Go through the material below and copy all lines with "this".
● ● ●
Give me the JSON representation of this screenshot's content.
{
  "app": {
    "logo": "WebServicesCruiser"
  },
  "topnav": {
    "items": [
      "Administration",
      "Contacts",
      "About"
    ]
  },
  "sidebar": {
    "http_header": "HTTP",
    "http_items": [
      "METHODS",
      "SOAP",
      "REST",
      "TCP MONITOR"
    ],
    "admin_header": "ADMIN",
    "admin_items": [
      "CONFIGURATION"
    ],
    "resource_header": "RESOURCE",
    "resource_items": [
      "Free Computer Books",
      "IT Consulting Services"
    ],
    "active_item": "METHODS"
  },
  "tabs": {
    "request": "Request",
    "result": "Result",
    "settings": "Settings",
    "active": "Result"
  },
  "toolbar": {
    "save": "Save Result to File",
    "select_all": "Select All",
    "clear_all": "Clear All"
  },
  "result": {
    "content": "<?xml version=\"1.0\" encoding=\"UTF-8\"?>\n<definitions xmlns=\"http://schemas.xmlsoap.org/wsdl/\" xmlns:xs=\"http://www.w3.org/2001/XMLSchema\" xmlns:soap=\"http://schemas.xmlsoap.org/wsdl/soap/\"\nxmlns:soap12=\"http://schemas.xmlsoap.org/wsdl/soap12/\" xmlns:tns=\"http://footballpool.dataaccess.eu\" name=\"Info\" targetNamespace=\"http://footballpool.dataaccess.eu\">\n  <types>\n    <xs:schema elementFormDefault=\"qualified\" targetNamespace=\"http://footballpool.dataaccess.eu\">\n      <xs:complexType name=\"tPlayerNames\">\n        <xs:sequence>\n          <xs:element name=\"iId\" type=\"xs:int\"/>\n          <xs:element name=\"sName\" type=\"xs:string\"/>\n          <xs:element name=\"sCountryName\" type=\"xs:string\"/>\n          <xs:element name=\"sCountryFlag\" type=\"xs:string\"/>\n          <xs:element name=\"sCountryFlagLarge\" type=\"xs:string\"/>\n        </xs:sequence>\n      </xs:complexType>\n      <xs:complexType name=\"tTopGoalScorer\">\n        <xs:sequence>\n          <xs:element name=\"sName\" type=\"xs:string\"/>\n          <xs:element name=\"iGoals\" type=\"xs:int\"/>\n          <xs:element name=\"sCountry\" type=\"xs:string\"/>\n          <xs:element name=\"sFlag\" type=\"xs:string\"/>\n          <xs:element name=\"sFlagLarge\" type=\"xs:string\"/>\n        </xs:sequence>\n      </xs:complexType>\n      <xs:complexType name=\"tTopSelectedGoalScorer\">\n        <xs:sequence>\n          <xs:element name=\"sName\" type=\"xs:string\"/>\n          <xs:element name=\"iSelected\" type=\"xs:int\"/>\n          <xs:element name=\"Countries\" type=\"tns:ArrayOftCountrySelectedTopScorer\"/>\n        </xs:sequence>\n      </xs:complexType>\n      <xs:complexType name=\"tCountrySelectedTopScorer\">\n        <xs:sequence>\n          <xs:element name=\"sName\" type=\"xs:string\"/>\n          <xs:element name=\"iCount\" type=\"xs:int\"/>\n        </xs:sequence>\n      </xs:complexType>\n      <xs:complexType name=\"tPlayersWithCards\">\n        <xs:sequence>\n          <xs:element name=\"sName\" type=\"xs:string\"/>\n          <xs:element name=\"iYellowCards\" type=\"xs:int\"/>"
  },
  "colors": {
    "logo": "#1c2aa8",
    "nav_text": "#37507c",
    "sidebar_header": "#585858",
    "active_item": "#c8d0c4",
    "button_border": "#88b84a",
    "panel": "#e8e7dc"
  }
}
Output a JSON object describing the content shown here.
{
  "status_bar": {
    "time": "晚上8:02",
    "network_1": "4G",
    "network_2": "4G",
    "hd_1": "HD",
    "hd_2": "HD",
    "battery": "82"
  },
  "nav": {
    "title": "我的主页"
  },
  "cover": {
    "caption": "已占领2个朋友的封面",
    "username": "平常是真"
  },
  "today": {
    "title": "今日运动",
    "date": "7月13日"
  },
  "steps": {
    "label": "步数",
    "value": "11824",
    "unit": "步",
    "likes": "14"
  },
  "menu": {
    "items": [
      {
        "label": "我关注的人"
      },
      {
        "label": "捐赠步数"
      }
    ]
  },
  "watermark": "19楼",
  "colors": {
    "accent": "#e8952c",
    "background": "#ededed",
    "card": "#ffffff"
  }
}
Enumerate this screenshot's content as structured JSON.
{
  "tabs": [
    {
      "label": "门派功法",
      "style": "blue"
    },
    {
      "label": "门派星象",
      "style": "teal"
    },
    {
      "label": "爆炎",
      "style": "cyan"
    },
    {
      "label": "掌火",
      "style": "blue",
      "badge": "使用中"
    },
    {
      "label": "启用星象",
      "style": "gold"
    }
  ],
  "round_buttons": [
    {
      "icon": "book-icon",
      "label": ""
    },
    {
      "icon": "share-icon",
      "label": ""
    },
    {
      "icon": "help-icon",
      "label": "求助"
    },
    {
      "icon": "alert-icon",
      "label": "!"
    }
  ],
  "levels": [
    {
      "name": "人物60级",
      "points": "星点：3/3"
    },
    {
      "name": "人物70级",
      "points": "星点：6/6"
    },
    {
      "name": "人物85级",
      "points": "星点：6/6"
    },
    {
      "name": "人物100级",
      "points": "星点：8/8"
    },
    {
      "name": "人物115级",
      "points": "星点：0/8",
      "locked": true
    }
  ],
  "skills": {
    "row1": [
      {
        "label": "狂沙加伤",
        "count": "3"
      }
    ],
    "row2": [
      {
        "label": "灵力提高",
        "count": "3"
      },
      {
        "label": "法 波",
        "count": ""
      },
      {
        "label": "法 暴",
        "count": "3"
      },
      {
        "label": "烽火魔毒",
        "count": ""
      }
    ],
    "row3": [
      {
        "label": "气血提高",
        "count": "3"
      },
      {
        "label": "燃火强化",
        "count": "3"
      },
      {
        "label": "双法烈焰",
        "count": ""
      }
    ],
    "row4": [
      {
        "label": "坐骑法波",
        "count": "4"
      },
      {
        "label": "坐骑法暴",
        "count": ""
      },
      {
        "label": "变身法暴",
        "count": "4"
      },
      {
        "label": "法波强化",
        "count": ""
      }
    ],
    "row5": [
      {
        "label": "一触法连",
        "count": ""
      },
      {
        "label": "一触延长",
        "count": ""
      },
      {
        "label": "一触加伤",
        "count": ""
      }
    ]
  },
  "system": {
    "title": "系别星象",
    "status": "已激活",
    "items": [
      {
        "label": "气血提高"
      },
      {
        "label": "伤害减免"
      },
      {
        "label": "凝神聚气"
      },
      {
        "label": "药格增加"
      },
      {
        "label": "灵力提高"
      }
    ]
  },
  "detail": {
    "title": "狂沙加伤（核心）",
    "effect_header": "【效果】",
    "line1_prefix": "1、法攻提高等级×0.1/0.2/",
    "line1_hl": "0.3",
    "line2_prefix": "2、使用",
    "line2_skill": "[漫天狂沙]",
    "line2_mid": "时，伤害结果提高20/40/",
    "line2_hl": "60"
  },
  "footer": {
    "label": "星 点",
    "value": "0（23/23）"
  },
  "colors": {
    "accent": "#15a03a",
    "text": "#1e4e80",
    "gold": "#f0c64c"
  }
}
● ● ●
TASK OUTPUT —
Give me the JSON representation of this screenshot's content.
Enumerate this screenshot's content as structured JSON.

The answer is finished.